-- INSTRUCTIONS TO FOLLOW --
Your copy should match the entries exactly, with the pictures left out.

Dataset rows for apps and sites
○ ○ ○ ○ ○ ○ ○
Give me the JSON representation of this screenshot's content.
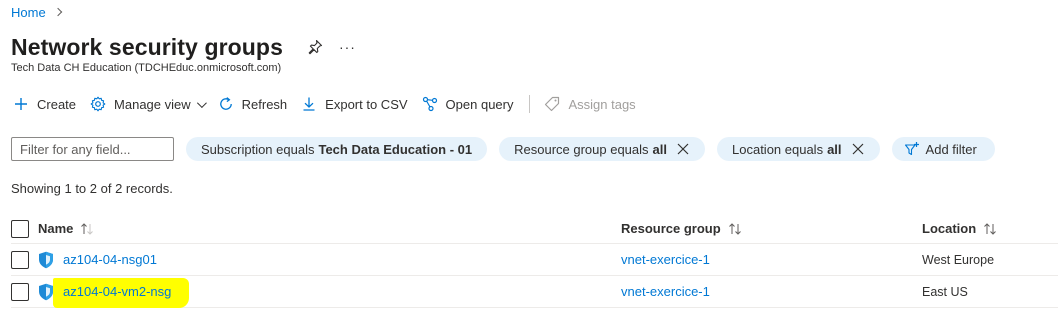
{
  "breadcrumb": {
    "home": "Home"
  },
  "page": {
    "title": "Network security groups",
    "more": "···",
    "subtitle": "Tech Data CH Education (TDCHEduc.onmicrosoft.com)"
  },
  "toolbar": {
    "create": "Create",
    "manage_view": "Manage view",
    "refresh": "Refresh",
    "export_csv": "Export to CSV",
    "open_query": "Open query",
    "assign_tags": "Assign tags"
  },
  "filters": {
    "placeholder": "Filter for any field...",
    "subscription_label": "Subscription equals",
    "subscription_value": "Tech Data Education - 01",
    "rg_label": "Resource group equals",
    "rg_value": "all",
    "location_label": "Location equals",
    "location_value": "all",
    "add_filter": "Add filter"
  },
  "records_text": "Showing 1 to 2 of 2 records.",
  "table": {
    "headers": {
      "name": "Name",
      "resource_group": "Resource group",
      "location": "Location"
    },
    "rows": [
      {
        "name": "az104-04-nsg01",
        "resource_group": "vnet-exercice-1",
        "location": "West Europe"
      },
      {
        "name": "az104-04-vm2-nsg",
        "resource_group": "vnet-exercice-1",
        "location": "East US"
      }
    ]
  },
  "colors": {
    "accent": "#0078d4",
    "pill_bg": "#e6f2fb",
    "highlight": "#ffff00"
  }
}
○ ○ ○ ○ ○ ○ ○
-- OUTPUT BELOW --
Give me the JSON representation of this screenshot's content.
{
  "breadcrumb": {
    "home": "Home"
  },
  "page": {
    "title": "Network security groups",
    "more": "···",
    "subtitle": "Tech Data CH Education (TDCHEduc.onmicrosoft.com)"
  },
  "toolbar": {
    "create": "Create",
    "manage_view": "Manage view",
    "refresh": "Refresh",
    "export_csv": "Export to CSV",
    "open_query": "Open query",
    "assign_tags": "Assign tags"
  },
  "filters": {
    "placeholder": "Filter for any field...",
    "subscription_label": "Subscription equals",
    "subscription_value": "Tech Data Education - 01",
    "rg_label": "Resource group equals",
    "rg_value": "all",
    "location_label": "Location equals",
    "location_value": "all",
    "add_filter": "Add filter"
  },
  "records_text": "Showing 1 to 2 of 2 records.",
  "table": {
    "headers": {
      "name": "Name",
      "resource_group": "Resource group",
      "location": "Location"
    },
    "rows": [
      {
        "name": "az104-04-nsg01",
        "resource_group": "vnet-exercice-1",
        "location": "West Europe"
      },
      {
        "name": "az104-04-vm2-nsg",
        "resource_group": "vnet-exercice-1",
        "location": "East US"
      }
    ]
  },
  "colors": {
    "accent": "#0078d4",
    "pill_bg": "#e6f2fb",
    "highlight": "#ffff00"
  }
}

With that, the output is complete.